(Data about app and page elements)
:::::

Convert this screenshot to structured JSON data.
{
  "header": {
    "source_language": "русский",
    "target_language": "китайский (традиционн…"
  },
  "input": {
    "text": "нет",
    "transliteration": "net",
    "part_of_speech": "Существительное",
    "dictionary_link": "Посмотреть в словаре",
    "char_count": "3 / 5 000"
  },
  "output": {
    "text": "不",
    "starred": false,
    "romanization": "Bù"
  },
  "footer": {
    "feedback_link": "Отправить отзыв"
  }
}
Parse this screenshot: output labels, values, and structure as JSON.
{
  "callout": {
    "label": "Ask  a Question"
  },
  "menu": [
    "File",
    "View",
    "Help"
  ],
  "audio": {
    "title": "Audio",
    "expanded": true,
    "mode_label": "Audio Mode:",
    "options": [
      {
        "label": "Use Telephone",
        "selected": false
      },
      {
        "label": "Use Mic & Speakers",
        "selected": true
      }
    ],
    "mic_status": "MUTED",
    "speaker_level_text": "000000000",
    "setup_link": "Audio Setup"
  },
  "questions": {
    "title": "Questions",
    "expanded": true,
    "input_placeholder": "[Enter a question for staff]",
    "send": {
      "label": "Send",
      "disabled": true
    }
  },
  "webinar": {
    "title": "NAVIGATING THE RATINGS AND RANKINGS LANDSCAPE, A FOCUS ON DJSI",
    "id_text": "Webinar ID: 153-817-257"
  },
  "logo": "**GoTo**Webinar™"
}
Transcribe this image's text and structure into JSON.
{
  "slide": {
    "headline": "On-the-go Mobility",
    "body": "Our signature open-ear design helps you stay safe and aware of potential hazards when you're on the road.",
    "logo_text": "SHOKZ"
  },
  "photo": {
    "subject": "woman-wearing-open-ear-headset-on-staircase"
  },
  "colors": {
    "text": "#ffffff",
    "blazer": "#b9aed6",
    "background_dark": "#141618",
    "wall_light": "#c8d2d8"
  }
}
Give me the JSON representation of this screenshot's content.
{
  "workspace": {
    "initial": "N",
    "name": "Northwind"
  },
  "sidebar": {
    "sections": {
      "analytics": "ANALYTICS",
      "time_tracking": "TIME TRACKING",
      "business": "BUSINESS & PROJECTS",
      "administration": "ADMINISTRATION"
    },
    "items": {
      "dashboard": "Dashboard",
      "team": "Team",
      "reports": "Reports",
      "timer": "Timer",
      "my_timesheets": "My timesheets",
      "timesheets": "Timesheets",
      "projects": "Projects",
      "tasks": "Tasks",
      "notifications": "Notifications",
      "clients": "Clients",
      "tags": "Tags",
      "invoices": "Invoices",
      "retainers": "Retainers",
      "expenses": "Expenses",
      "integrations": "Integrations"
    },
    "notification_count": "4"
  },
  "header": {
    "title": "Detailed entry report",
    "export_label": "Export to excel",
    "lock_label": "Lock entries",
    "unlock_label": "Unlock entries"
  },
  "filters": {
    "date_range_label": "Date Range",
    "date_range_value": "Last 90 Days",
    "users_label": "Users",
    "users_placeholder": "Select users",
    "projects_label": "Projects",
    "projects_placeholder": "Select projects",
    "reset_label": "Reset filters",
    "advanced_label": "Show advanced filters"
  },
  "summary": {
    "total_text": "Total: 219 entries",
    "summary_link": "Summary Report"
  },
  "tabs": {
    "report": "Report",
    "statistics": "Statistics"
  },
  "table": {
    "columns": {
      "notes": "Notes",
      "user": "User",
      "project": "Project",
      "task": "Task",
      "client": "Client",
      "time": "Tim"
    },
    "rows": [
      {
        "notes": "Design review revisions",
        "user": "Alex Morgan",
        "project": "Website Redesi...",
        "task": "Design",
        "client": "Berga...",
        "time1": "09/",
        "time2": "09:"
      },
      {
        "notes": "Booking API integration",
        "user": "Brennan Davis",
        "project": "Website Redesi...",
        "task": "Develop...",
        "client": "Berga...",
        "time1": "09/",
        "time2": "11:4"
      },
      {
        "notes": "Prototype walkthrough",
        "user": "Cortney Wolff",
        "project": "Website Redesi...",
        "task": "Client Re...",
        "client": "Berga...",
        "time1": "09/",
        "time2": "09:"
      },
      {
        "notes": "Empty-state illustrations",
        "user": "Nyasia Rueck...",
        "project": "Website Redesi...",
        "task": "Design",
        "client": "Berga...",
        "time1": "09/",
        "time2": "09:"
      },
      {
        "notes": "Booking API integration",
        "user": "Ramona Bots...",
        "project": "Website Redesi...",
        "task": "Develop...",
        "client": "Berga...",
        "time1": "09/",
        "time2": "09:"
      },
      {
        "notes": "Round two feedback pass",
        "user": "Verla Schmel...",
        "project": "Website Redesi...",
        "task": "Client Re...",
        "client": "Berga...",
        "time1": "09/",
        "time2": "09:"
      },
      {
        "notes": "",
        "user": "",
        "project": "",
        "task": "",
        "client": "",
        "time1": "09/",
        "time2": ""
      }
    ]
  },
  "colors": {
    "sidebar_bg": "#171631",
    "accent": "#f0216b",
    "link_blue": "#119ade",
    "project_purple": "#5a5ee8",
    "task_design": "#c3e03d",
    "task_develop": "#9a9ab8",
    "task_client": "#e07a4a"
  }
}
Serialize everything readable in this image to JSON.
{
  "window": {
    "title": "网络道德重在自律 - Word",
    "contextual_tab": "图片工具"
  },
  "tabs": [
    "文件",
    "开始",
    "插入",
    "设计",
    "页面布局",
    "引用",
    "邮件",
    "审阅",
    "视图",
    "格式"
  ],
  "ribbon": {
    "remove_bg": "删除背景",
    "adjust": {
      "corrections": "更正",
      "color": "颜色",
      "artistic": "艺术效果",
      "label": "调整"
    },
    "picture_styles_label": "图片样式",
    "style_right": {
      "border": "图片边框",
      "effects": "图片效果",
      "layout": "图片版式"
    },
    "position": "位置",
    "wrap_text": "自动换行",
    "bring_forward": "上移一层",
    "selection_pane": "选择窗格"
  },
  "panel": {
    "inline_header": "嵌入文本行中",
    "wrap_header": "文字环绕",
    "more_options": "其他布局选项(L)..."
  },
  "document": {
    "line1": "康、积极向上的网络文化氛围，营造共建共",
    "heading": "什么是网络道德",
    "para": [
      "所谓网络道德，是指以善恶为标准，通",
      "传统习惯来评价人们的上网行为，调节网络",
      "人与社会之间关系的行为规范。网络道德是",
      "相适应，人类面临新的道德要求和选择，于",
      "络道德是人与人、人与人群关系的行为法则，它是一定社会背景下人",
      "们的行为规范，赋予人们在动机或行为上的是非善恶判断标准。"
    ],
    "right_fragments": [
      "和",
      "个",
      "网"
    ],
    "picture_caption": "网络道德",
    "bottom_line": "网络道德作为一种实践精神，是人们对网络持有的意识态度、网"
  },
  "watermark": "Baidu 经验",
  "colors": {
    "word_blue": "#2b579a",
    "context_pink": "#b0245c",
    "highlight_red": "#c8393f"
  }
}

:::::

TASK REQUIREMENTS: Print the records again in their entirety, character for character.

RESULT:
Convert this screenshot to structured JSON data.
{
  "header": {
    "source_language": "русский",
    "target_language": "китайский (традиционн…"
  },
  "input": {
    "text": "нет",
    "transliteration": "net",
    "part_of_speech": "Существительное",
    "dictionary_link": "Посмотреть в словаре",
    "char_count": "3 / 5 000"
  },
  "output": {
    "text": "不",
    "starred": false,
    "romanization": "Bù"
  },
  "footer": {
    "feedback_link": "Отправить отзыв"
  }
}
Parse this screenshot: output labels, values, and structure as JSON.
{
  "callout": {
    "label": "Ask  a Question"
  },
  "menu": [
    "File",
    "View",
    "Help"
  ],
  "audio": {
    "title": "Audio",
    "expanded": true,
    "mode_label": "Audio Mode:",
    "options": [
      {
        "label": "Use Telephone",
        "selected": false
      },
      {
        "label": "Use Mic & Speakers",
        "selected": true
      }
    ],
    "mic_status": "MUTED",
    "speaker_level_text": "000000000",
    "setup_link": "Audio Setup"
  },
  "questions": {
    "title": "Questions",
    "expanded": true,
    "input_placeholder": "[Enter a question for staff]",
    "send": {
      "label": "Send",
      "disabled": true
    }
  },
  "webinar": {
    "title": "NAVIGATING THE RATINGS AND RANKINGS LANDSCAPE, A FOCUS ON DJSI",
    "id_text": "Webinar ID: 153-817-257"
  },
  "logo": "**GoTo**Webinar™"
}
Transcribe this image's text and structure into JSON.
{
  "slide": {
    "headline": "On-the-go Mobility",
    "body": "Our signature open-ear design helps you stay safe and aware of potential hazards when you're on the road.",
    "logo_text": "SHOKZ"
  },
  "photo": {
    "subject": "woman-wearing-open-ear-headset-on-staircase"
  },
  "colors": {
    "text": "#ffffff",
    "blazer": "#b9aed6",
    "background_dark": "#141618",
    "wall_light": "#c8d2d8"
  }
}
Give me the JSON representation of this screenshot's content.
{
  "workspace": {
    "initial": "N",
    "name": "Northwind"
  },
  "sidebar": {
    "sections": {
      "analytics": "ANALYTICS",
      "time_tracking": "TIME TRACKING",
      "business": "BUSINESS & PROJECTS",
      "administration": "ADMINISTRATION"
    },
    "items": {
      "dashboard": "Dashboard",
      "team": "Team",
      "reports": "Reports",
      "timer": "Timer",
      "my_timesheets": "My timesheets",
      "timesheets": "Timesheets",
      "projects": "Projects",
      "tasks": "Tasks",
      "notifications": "Notifications",
      "clients": "Clients",
      "tags": "Tags",
      "invoices": "Invoices",
      "retainers": "Retainers",
      "expenses": "Expenses",
      "integrations": "Integrations"
    },
    "notification_count": "4"
  },
  "header": {
    "title": "Detailed entry report",
    "export_label": "Export to excel",
    "lock_label": "Lock entries",
    "unlock_label": "Unlock entries"
  },
  "filters": {
    "date_range_label": "Date Range",
    "date_range_value": "Last 90 Days",
    "users_label": "Users",
    "users_placeholder": "Select users",
    "projects_label": "Projects",
    "projects_placeholder": "Select projects",
    "reset_label": "Reset filters",
    "advanced_label": "Show advanced filters"
  },
  "summary": {
    "total_text": "Total: 219 entries",
    "summary_link": "Summary Report"
  },
  "tabs": {
    "report": "Report",
    "statistics": "Statistics"
  },
  "table": {
    "columns": {
      "notes": "Notes",
      "user": "User",
      "project": "Project",
      "task": "Task",
      "client": "Client",
      "time": "Tim"
    },
    "rows": [
      {
        "notes": "Design review revisions",
        "user": "Alex Morgan",
        "project": "Website Redesi...",
        "task": "Design",
        "client": "Berga...",
        "time1": "09/",
        "time2": "09:"
      },
      {
        "notes": "Booking API integration",
        "user": "Brennan Davis",
        "project": "Website Redesi...",
        "task": "Develop...",
        "client": "Berga...",
        "time1": "09/",
        "time2": "11:4"
      },
      {
        "notes": "Prototype walkthrough",
        "user": "Cortney Wolff",
        "project": "Website Redesi...",
        "task": "Client Re...",
        "client": "Berga...",
        "time1": "09/",
        "time2": "09:"
      },
      {
        "notes": "Empty-state illustrations",
        "user": "Nyasia Rueck...",
        "project": "Website Redesi...",
        "task": "Design",
        "client": "Berga...",
        "time1": "09/",
        "time2": "09:"
      },
      {
        "notes": "Booking API integration",
        "user": "Ramona Bots...",
        "project": "Website Redesi...",
        "task": "Develop...",
        "client": "Berga...",
        "time1": "09/",
        "time2": "09:"
      },
      {
        "notes": "Round two feedback pass",
        "user": "Verla Schmel...",
        "project": "Website Redesi...",
        "task": "Client Re...",
        "client": "Berga...",
        "time1": "09/",
        "time2": "09:"
      },
      {
        "notes": "",
        "user": "",
        "project": "",
        "task": "",
        "client": "",
        "time1": "09/",
        "time2": ""
      }
    ]
  },
  "colors": {
    "sidebar_bg": "#171631",
    "accent": "#f0216b",
    "link_blue": "#119ade",
    "project_purple": "#5a5ee8",
    "task_design": "#c3e03d",
    "task_develop": "#9a9ab8",
    "task_client": "#e07a4a"
  }
}
Serialize everything readable in this image to JSON.
{
  "window": {
    "title": "网络道德重在自律 - Word",
    "contextual_tab": "图片工具"
  },
  "tabs": [
    "文件",
    "开始",
    "插入",
    "设计",
    "页面布局",
    "引用",
    "邮件",
    "审阅",
    "视图",
    "格式"
  ],
  "ribbon": {
    "remove_bg": "删除背景",
    "adjust": {
      "corrections": "更正",
      "color": "颜色",
      "artistic": "艺术效果",
      "label": "调整"
    },
    "picture_styles_label": "图片样式",
    "style_right": {
      "border": "图片边框",
      "effects": "图片效果",
      "layout": "图片版式"
    },
    "position": "位置",
    "wrap_text": "自动换行",
    "bring_forward": "上移一层",
    "selection_pane": "选择窗格"
  },
  "panel": {
    "inline_header": "嵌入文本行中",
    "wrap_header": "文字环绕",
    "more_options": "其他布局选项(L)..."
  },
  "document": {
    "line1": "康、积极向上的网络文化氛围，营造共建共",
    "heading": "什么是网络道德",
    "para": [
      "所谓网络道德，是指以善恶为标准，通",
      "传统习惯来评价人们的上网行为，调节网络",
      "人与社会之间关系的行为规范。网络道德是",
      "相适应，人类面临新的道德要求和选择，于",
      "络道德是人与人、人与人群关系的行为法则，它是一定社会背景下人",
      "们的行为规范，赋予人们在动机或行为上的是非善恶判断标准。"
    ],
    "right_fragments": [
      "和",
      "个",
      "网"
    ],
    "picture_caption": "网络道德",
    "bottom_line": "网络道德作为一种实践精神，是人们对网络持有的意识态度、网"
  },
  "watermark": "Baidu 经验",
  "colors": {
    "word_blue": "#2b579a",
    "context_pink": "#b0245c",
    "highlight_red": "#c8393f"
  }
}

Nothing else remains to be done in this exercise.